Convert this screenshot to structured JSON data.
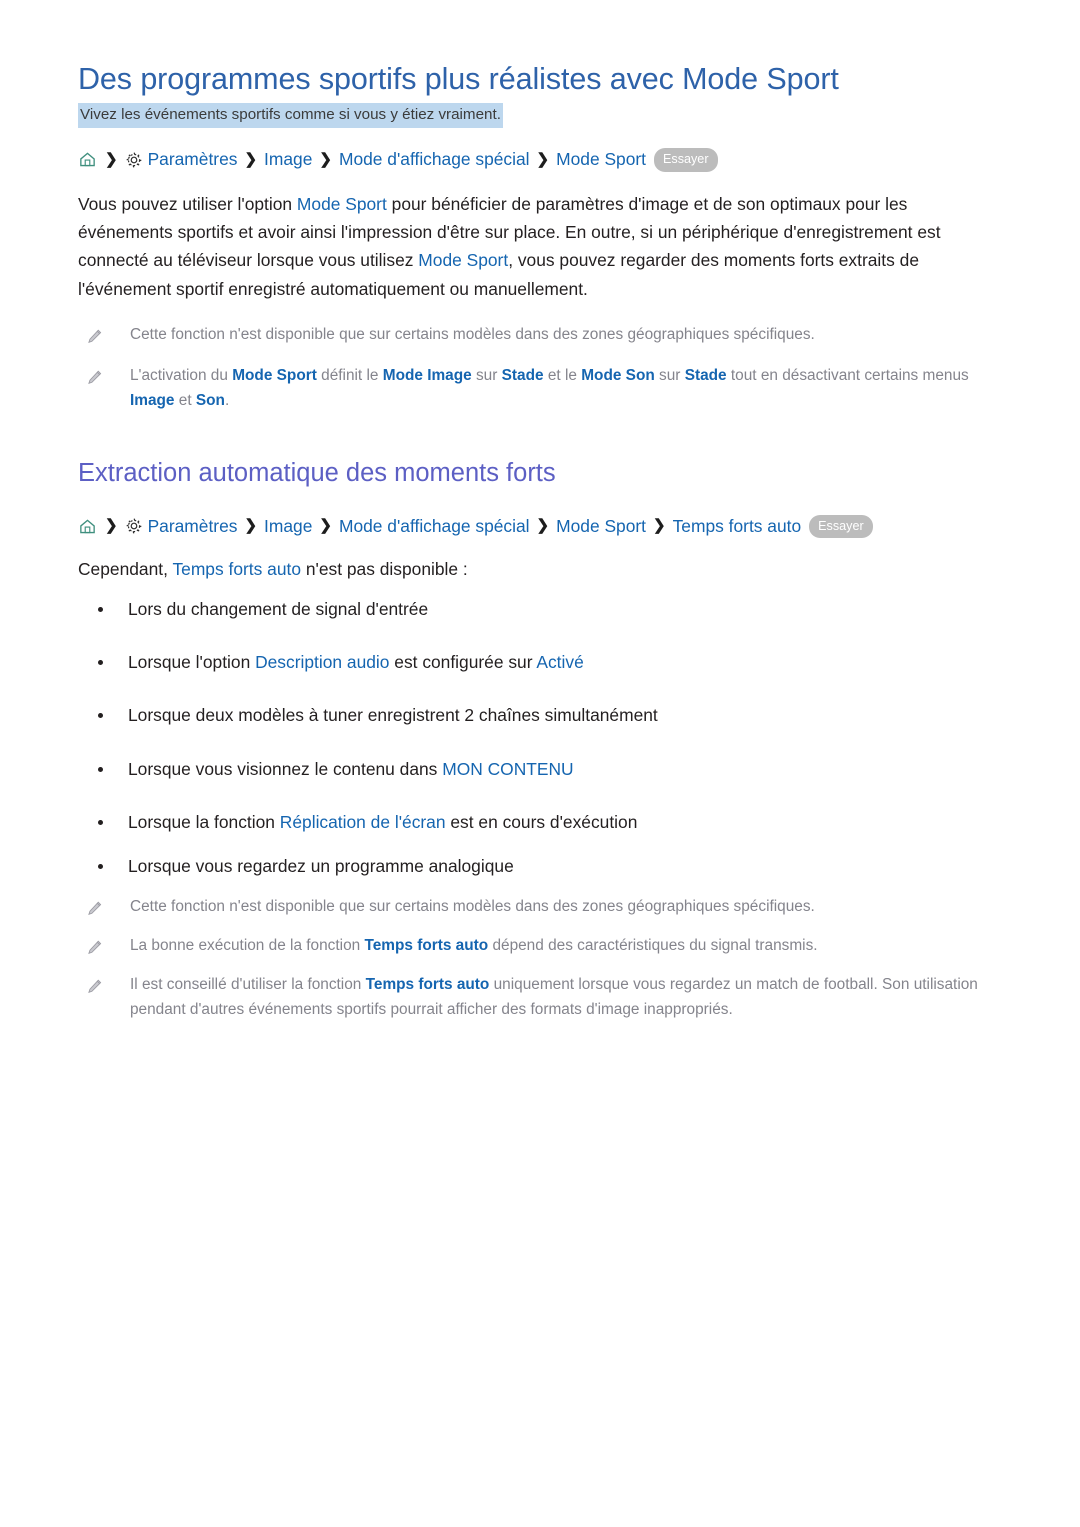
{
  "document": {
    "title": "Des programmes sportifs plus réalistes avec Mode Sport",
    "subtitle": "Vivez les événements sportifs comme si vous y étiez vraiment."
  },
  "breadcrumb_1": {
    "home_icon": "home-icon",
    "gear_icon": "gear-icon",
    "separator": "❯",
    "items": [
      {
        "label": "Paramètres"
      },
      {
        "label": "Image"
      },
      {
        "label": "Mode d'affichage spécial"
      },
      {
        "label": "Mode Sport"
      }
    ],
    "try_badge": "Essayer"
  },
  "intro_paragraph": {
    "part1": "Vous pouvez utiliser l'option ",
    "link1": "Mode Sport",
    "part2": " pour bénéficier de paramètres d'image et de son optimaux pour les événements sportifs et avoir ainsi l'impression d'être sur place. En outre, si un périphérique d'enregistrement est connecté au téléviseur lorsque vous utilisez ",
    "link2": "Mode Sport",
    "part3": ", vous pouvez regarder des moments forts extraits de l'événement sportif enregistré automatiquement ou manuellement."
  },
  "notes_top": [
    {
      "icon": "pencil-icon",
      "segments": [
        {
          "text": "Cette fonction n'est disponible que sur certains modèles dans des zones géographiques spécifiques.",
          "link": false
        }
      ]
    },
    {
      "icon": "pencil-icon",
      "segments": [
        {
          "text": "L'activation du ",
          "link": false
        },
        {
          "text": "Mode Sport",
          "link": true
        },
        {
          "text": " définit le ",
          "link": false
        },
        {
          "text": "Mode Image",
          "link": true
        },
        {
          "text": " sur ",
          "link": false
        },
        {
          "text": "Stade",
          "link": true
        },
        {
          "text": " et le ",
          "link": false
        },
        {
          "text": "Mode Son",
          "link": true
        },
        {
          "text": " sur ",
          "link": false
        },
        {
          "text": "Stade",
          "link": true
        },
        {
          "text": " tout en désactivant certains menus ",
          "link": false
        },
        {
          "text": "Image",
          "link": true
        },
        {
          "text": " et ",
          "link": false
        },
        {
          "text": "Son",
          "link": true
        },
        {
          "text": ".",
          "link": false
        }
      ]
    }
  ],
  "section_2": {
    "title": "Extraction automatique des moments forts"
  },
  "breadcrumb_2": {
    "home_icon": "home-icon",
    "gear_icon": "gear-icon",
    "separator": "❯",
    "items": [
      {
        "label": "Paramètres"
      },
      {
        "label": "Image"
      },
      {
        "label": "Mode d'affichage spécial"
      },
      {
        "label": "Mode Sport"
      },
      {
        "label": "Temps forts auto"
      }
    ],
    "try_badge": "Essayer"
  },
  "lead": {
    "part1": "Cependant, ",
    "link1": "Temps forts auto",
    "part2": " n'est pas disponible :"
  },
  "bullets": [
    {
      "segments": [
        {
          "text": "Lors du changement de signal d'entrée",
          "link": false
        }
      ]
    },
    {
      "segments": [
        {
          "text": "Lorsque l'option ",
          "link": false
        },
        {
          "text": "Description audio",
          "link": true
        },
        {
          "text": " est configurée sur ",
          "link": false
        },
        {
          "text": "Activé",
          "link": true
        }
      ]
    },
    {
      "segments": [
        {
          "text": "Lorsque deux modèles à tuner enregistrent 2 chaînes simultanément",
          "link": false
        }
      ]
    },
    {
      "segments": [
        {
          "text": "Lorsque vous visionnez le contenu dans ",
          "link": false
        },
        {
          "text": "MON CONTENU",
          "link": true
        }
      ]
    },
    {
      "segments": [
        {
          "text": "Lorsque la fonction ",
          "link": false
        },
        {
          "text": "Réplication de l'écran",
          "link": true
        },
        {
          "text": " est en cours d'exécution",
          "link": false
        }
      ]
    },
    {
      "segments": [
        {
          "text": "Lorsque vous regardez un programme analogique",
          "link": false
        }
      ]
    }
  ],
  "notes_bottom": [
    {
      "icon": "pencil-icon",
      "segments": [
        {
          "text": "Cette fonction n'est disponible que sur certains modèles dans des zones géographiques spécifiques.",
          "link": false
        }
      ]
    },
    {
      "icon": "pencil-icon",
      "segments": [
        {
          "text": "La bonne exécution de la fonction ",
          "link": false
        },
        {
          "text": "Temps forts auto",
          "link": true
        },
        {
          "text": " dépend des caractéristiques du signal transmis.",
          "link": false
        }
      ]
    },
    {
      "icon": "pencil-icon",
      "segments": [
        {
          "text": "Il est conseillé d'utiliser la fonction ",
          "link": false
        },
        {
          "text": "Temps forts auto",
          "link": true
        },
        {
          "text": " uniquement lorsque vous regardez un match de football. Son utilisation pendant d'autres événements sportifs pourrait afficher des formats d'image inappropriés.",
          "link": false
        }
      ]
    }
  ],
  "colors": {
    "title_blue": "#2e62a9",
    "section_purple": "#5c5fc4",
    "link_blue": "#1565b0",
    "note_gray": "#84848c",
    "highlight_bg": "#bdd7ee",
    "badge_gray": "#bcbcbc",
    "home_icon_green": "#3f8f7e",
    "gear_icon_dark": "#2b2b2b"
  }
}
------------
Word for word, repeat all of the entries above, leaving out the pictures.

Convert this screenshot to structured JSON data.
{
  "document": {
    "title": "Des programmes sportifs plus réalistes avec Mode Sport",
    "subtitle": "Vivez les événements sportifs comme si vous y étiez vraiment."
  },
  "breadcrumb_1": {
    "home_icon": "home-icon",
    "gear_icon": "gear-icon",
    "separator": "❯",
    "items": [
      {
        "label": "Paramètres"
      },
      {
        "label": "Image"
      },
      {
        "label": "Mode d'affichage spécial"
      },
      {
        "label": "Mode Sport"
      }
    ],
    "try_badge": "Essayer"
  },
  "intro_paragraph": {
    "part1": "Vous pouvez utiliser l'option ",
    "link1": "Mode Sport",
    "part2": " pour bénéficier de paramètres d'image et de son optimaux pour les événements sportifs et avoir ainsi l'impression d'être sur place. En outre, si un périphérique d'enregistrement est connecté au téléviseur lorsque vous utilisez ",
    "link2": "Mode Sport",
    "part3": ", vous pouvez regarder des moments forts extraits de l'événement sportif enregistré automatiquement ou manuellement."
  },
  "notes_top": [
    {
      "icon": "pencil-icon",
      "segments": [
        {
          "text": "Cette fonction n'est disponible que sur certains modèles dans des zones géographiques spécifiques.",
          "link": false
        }
      ]
    },
    {
      "icon": "pencil-icon",
      "segments": [
        {
          "text": "L'activation du ",
          "link": false
        },
        {
          "text": "Mode Sport",
          "link": true
        },
        {
          "text": " définit le ",
          "link": false
        },
        {
          "text": "Mode Image",
          "link": true
        },
        {
          "text": " sur ",
          "link": false
        },
        {
          "text": "Stade",
          "link": true
        },
        {
          "text": " et le ",
          "link": false
        },
        {
          "text": "Mode Son",
          "link": true
        },
        {
          "text": " sur ",
          "link": false
        },
        {
          "text": "Stade",
          "link": true
        },
        {
          "text": " tout en désactivant certains menus ",
          "link": false
        },
        {
          "text": "Image",
          "link": true
        },
        {
          "text": " et ",
          "link": false
        },
        {
          "text": "Son",
          "link": true
        },
        {
          "text": ".",
          "link": false
        }
      ]
    }
  ],
  "section_2": {
    "title": "Extraction automatique des moments forts"
  },
  "breadcrumb_2": {
    "home_icon": "home-icon",
    "gear_icon": "gear-icon",
    "separator": "❯",
    "items": [
      {
        "label": "Paramètres"
      },
      {
        "label": "Image"
      },
      {
        "label": "Mode d'affichage spécial"
      },
      {
        "label": "Mode Sport"
      },
      {
        "label": "Temps forts auto"
      }
    ],
    "try_badge": "Essayer"
  },
  "lead": {
    "part1": "Cependant, ",
    "link1": "Temps forts auto",
    "part2": " n'est pas disponible :"
  },
  "bullets": [
    {
      "segments": [
        {
          "text": "Lors du changement de signal d'entrée",
          "link": false
        }
      ]
    },
    {
      "segments": [
        {
          "text": "Lorsque l'option ",
          "link": false
        },
        {
          "text": "Description audio",
          "link": true
        },
        {
          "text": " est configurée sur ",
          "link": false
        },
        {
          "text": "Activé",
          "link": true
        }
      ]
    },
    {
      "segments": [
        {
          "text": "Lorsque deux modèles à tuner enregistrent 2 chaînes simultanément",
          "link": false
        }
      ]
    },
    {
      "segments": [
        {
          "text": "Lorsque vous visionnez le contenu dans ",
          "link": false
        },
        {
          "text": "MON CONTENU",
          "link": true
        }
      ]
    },
    {
      "segments": [
        {
          "text": "Lorsque la fonction ",
          "link": false
        },
        {
          "text": "Réplication de l'écran",
          "link": true
        },
        {
          "text": " est en cours d'exécution",
          "link": false
        }
      ]
    },
    {
      "segments": [
        {
          "text": "Lorsque vous regardez un programme analogique",
          "link": false
        }
      ]
    }
  ],
  "notes_bottom": [
    {
      "icon": "pencil-icon",
      "segments": [
        {
          "text": "Cette fonction n'est disponible que sur certains modèles dans des zones géographiques spécifiques.",
          "link": false
        }
      ]
    },
    {
      "icon": "pencil-icon",
      "segments": [
        {
          "text": "La bonne exécution de la fonction ",
          "link": false
        },
        {
          "text": "Temps forts auto",
          "link": true
        },
        {
          "text": " dépend des caractéristiques du signal transmis.",
          "link": false
        }
      ]
    },
    {
      "icon": "pencil-icon",
      "segments": [
        {
          "text": "Il est conseillé d'utiliser la fonction ",
          "link": false
        },
        {
          "text": "Temps forts auto",
          "link": true
        },
        {
          "text": " uniquement lorsque vous regardez un match de football. Son utilisation pendant d'autres événements sportifs pourrait afficher des formats d'image inappropriés.",
          "link": false
        }
      ]
    }
  ],
  "colors": {
    "title_blue": "#2e62a9",
    "section_purple": "#5c5fc4",
    "link_blue": "#1565b0",
    "note_gray": "#84848c",
    "highlight_bg": "#bdd7ee",
    "badge_gray": "#bcbcbc",
    "home_icon_green": "#3f8f7e",
    "gear_icon_dark": "#2b2b2b"
  }
}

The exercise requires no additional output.